All lines in the records below with the word "home" must be returned.

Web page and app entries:

◇ ◇ ◇

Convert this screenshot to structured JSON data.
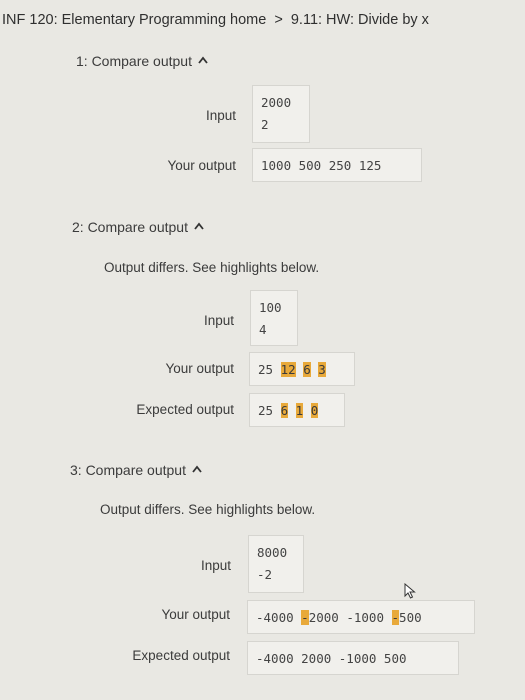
{
  "breadcrumb": {
    "course": "INF 120: Elementary Programming home",
    "separator": ">",
    "section": "9.11: HW: Divide by x"
  },
  "tests": [
    {
      "header": "1: Compare output",
      "diff_message": "",
      "input_label": "Input",
      "input_lines": [
        "2000",
        "2"
      ],
      "your_output_label": "Your output",
      "your_output": "1000 500 250 125",
      "expected_output_label": "",
      "expected_output": ""
    },
    {
      "header": "2: Compare output",
      "diff_message": "Output differs. See highlights below.",
      "input_label": "Input",
      "input_lines": [
        "100",
        "4"
      ],
      "your_output_label": "Your output",
      "your_output_tokens": [
        "25",
        "12",
        "6",
        "3"
      ],
      "expected_output_label": "Expected output",
      "expected_output_tokens": [
        "25",
        "6",
        "1",
        "0"
      ]
    },
    {
      "header": "3: Compare output",
      "diff_message": "Output differs. See highlights below.",
      "input_label": "Input",
      "input_lines": [
        "8000",
        "-2"
      ],
      "your_output_label": "Your output",
      "your_output_tokens": [
        "-4000",
        "-",
        "2000",
        "-1000",
        "-",
        "500"
      ],
      "expected_output_label": "Expected output",
      "expected_output": "-4000 2000 -1000 500"
    }
  ],
  "colors": {
    "background": "#e9e8e3",
    "highlight": "#e8a93a",
    "box_background": "#f1f0ec"
  },
  "icons": {
    "collapse": "chevron-up-icon",
    "cursor": "mouse-pointer-icon"
  }
}
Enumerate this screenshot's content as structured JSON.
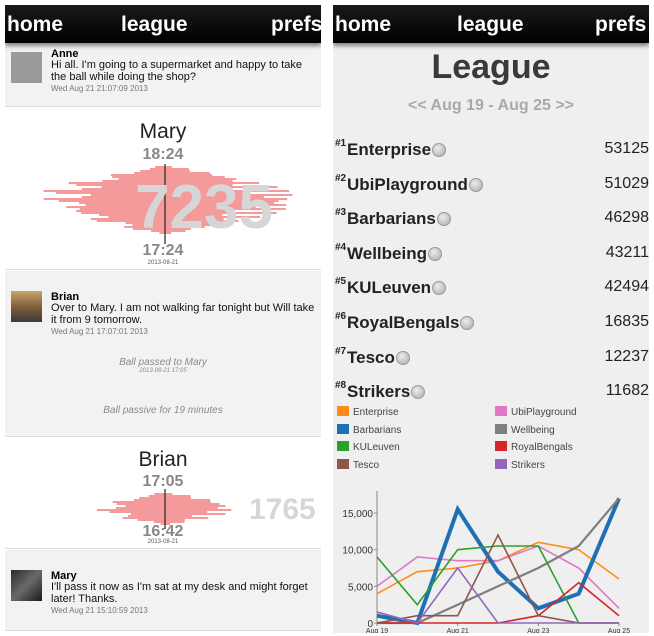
{
  "nav": {
    "home": "home",
    "league": "league",
    "prefs": "prefs"
  },
  "feed": {
    "messages": [
      {
        "author": "Anne",
        "text": "Hi all. I'm going to a supermarket and happy to take the ball while doing the shop?",
        "stamp": "Wed Aug 21 21:07:09 2013"
      },
      {
        "author": "Brian",
        "text": "Over to Mary. I am not walking far tonight but Will take it from 9 tomorrow.",
        "stamp": "Wed Aug 21 17:07:01 2013"
      },
      {
        "author": "Mary",
        "text": "I'll pass it now as I'm sat at my desk and might forget later! Thanks.",
        "stamp": "Wed Aug 21 15:10:59 2013"
      }
    ],
    "batons": [
      {
        "name": "Mary",
        "start": "18:24",
        "end": "17:24",
        "date": "2013-08-21",
        "steps": "7235"
      },
      {
        "name": "Brian",
        "start": "17:05",
        "end": "16:42",
        "date": "2013-08-21",
        "steps": "1765"
      }
    ],
    "events": [
      {
        "text": "Ball passed to Mary",
        "date": "2013-08-21 17:05"
      },
      {
        "text": "Ball passive for 19 minutes",
        "date": ""
      }
    ]
  },
  "league": {
    "title": "League",
    "prev": "<<",
    "week": "Aug 19 - Aug 25",
    "next": ">>",
    "rows": [
      {
        "rank": "#1",
        "team": "Enterprise",
        "score": "53125"
      },
      {
        "rank": "#2",
        "team": "UbiPlayground",
        "score": "51029"
      },
      {
        "rank": "#3",
        "team": "Barbarians",
        "score": "46298"
      },
      {
        "rank": "#4",
        "team": "Wellbeing",
        "score": "43211"
      },
      {
        "rank": "#5",
        "team": "KULeuven",
        "score": "42494"
      },
      {
        "rank": "#6",
        "team": "RoyalBengals",
        "score": "16835"
      },
      {
        "rank": "#7",
        "team": "Tesco",
        "score": "12237"
      },
      {
        "rank": "#8",
        "team": "Strikers",
        "score": "11682"
      }
    ],
    "legend": [
      {
        "name": "Enterprise",
        "color": "#ff8c1a"
      },
      {
        "name": "UbiPlayground",
        "color": "#e377c2"
      },
      {
        "name": "Barbarians",
        "color": "#1f6fb5"
      },
      {
        "name": "Wellbeing",
        "color": "#7f7f7f"
      },
      {
        "name": "KULeuven",
        "color": "#2ca02c"
      },
      {
        "name": "RoyalBengals",
        "color": "#d62728"
      },
      {
        "name": "Tesco",
        "color": "#8c564b"
      },
      {
        "name": "Strikers",
        "color": "#9467bd"
      }
    ]
  },
  "chart_data": {
    "type": "line",
    "x": [
      "Aug 19",
      "Aug 20",
      "Aug 21",
      "Aug 22",
      "Aug 23",
      "Aug 24",
      "Aug 25"
    ],
    "xticks": [
      "Aug 19",
      "Aug 21",
      "Aug 23",
      "Aug 25"
    ],
    "yticks": [
      "0",
      "5,000",
      "10,000",
      "15,000"
    ],
    "ylim": [
      0,
      18000
    ],
    "series": [
      {
        "name": "Enterprise",
        "color": "#ff8c1a",
        "values": [
          4000,
          7000,
          7500,
          8500,
          11000,
          10000,
          6000
        ]
      },
      {
        "name": "UbiPlayground",
        "color": "#e377c2",
        "values": [
          5000,
          9000,
          8500,
          8500,
          10500,
          7500,
          2000
        ]
      },
      {
        "name": "Barbarians",
        "color": "#1f6fb5",
        "values": [
          1000,
          0,
          15500,
          7000,
          2000,
          4000,
          17000
        ]
      },
      {
        "name": "Wellbeing",
        "color": "#7f7f7f",
        "values": [
          0,
          0,
          2500,
          5000,
          7500,
          10500,
          17000
        ]
      },
      {
        "name": "KULeuven",
        "color": "#2ca02c",
        "values": [
          9000,
          2500,
          10000,
          10500,
          10500,
          0,
          0
        ]
      },
      {
        "name": "RoyalBengals",
        "color": "#d62728",
        "values": [
          0,
          0,
          0,
          0,
          1000,
          5500,
          1000
        ]
      },
      {
        "name": "Tesco",
        "color": "#8c564b",
        "values": [
          0,
          1000,
          1000,
          12000,
          1000,
          0,
          0
        ]
      },
      {
        "name": "Strikers",
        "color": "#9467bd",
        "values": [
          1500,
          0,
          7500,
          0,
          0,
          0,
          0
        ]
      }
    ]
  }
}
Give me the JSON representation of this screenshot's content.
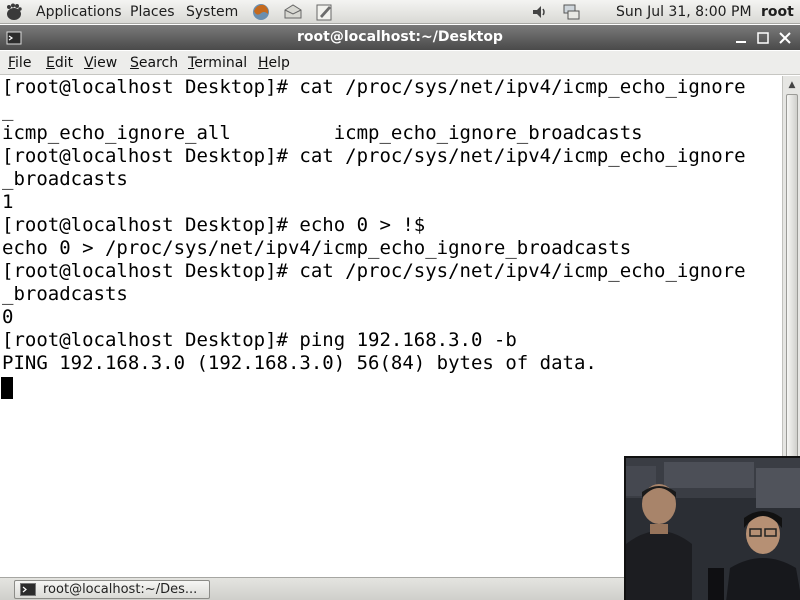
{
  "top_panel": {
    "menus": [
      "Applications",
      "Places",
      "System"
    ],
    "clock": "Sun Jul 31,  8:00 PM",
    "user": "root"
  },
  "window": {
    "title": "root@localhost:~/Desktop"
  },
  "menu_bar": [
    {
      "label": "File",
      "mnemonic": "F",
      "rest": "ile"
    },
    {
      "label": "Edit",
      "mnemonic": "E",
      "rest": "dit"
    },
    {
      "label": "View",
      "mnemonic": "V",
      "rest": "iew"
    },
    {
      "label": "Search",
      "mnemonic": "S",
      "rest": "earch"
    },
    {
      "label": "Terminal",
      "mnemonic": "T",
      "rest": "erminal"
    },
    {
      "label": "Help",
      "mnemonic": "H",
      "rest": "elp"
    }
  ],
  "terminal": {
    "lines": [
      "[root@localhost Desktop]# cat /proc/sys/net/ipv4/icmp_echo_ignore",
      "_",
      "icmp_echo_ignore_all         icmp_echo_ignore_broadcasts",
      "[root@localhost Desktop]# cat /proc/sys/net/ipv4/icmp_echo_ignore",
      "_broadcasts",
      "1",
      "[root@localhost Desktop]# echo 0 > !$",
      "echo 0 > /proc/sys/net/ipv4/icmp_echo_ignore_broadcasts",
      "[root@localhost Desktop]# cat /proc/sys/net/ipv4/icmp_echo_ignore",
      "_broadcasts",
      "0",
      "[root@localhost Desktop]# ping 192.168.3.0 -b",
      "PING 192.168.3.0 (192.168.3.0) 56(84) bytes of data."
    ]
  },
  "taskbar": {
    "window_button": "root@localhost:~/Des..."
  },
  "icons": {
    "distro_logo": "gnome-foot-icon",
    "browser": "firefox-icon",
    "mail": "mail-icon",
    "editor": "text-editor-icon",
    "volume": "speaker-icon",
    "network": "network-icon",
    "terminal": "terminal-icon"
  },
  "colors": {
    "title_bar": "#5a5a5a",
    "terminal_bg": "#ffffff",
    "terminal_fg": "#000000"
  }
}
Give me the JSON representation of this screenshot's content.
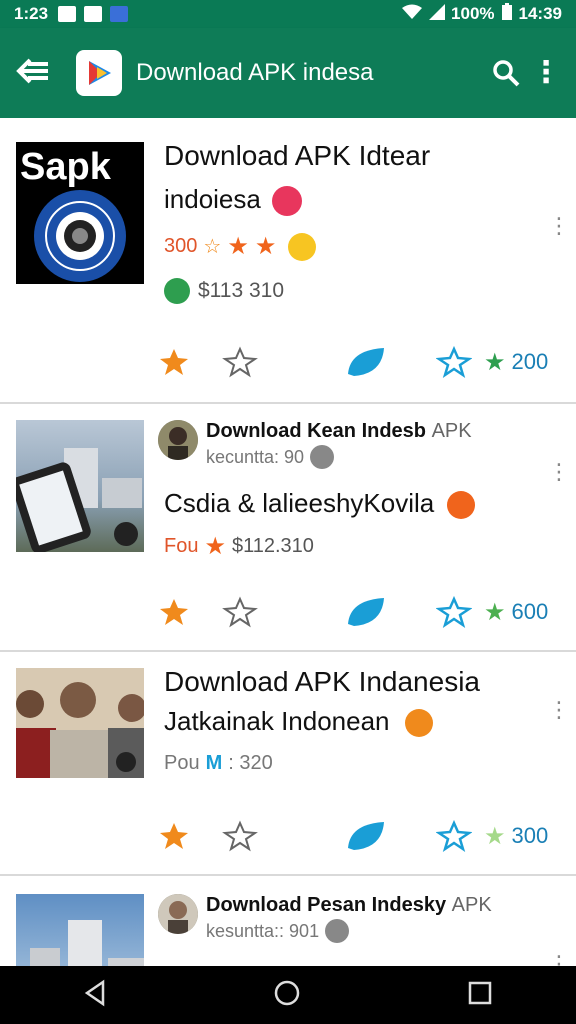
{
  "status_bar": {
    "time": "1:23",
    "battery": "100%",
    "clock": "14:39"
  },
  "app_bar": {
    "title": "Download APK indesa"
  },
  "cards": [
    {
      "title": "Download APK Idtear",
      "subtitle": "indoiesa",
      "rating": "300",
      "price": "$113 310",
      "thumb_text": "Sapk",
      "action_count": "200"
    },
    {
      "author_name": "Download Kean Indesb",
      "author_suffix": "APK",
      "author_meta": "kecuntta: 90",
      "subtitle": "Csdia & lalieeshyKovila",
      "rating_label": "Fou",
      "price": "$112.310",
      "action_count": "600"
    },
    {
      "title": "Download APK Indanesia",
      "subtitle": "Jatkainak Indonean",
      "rating_label": "Pou",
      "rating": ": 320",
      "action_count": "300"
    },
    {
      "author_name": "Download Pesan Indesky",
      "author_suffix": "APK",
      "author_meta": "kesuntta:: 901"
    }
  ],
  "icons": {
    "back": "back-arrow-icon",
    "search": "search-icon",
    "more": "more-vert-icon"
  },
  "colors": {
    "app_bar": "#0e7c57",
    "status_bar": "#0a7a55",
    "accent_orange": "#f08a1c",
    "accent_blue": "#1a9ed6",
    "count_blue": "#1a7fb5"
  }
}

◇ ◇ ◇

#### [Solution for this problem]
    "course": "INF 120: Elementary Programming home",
    "home": "home",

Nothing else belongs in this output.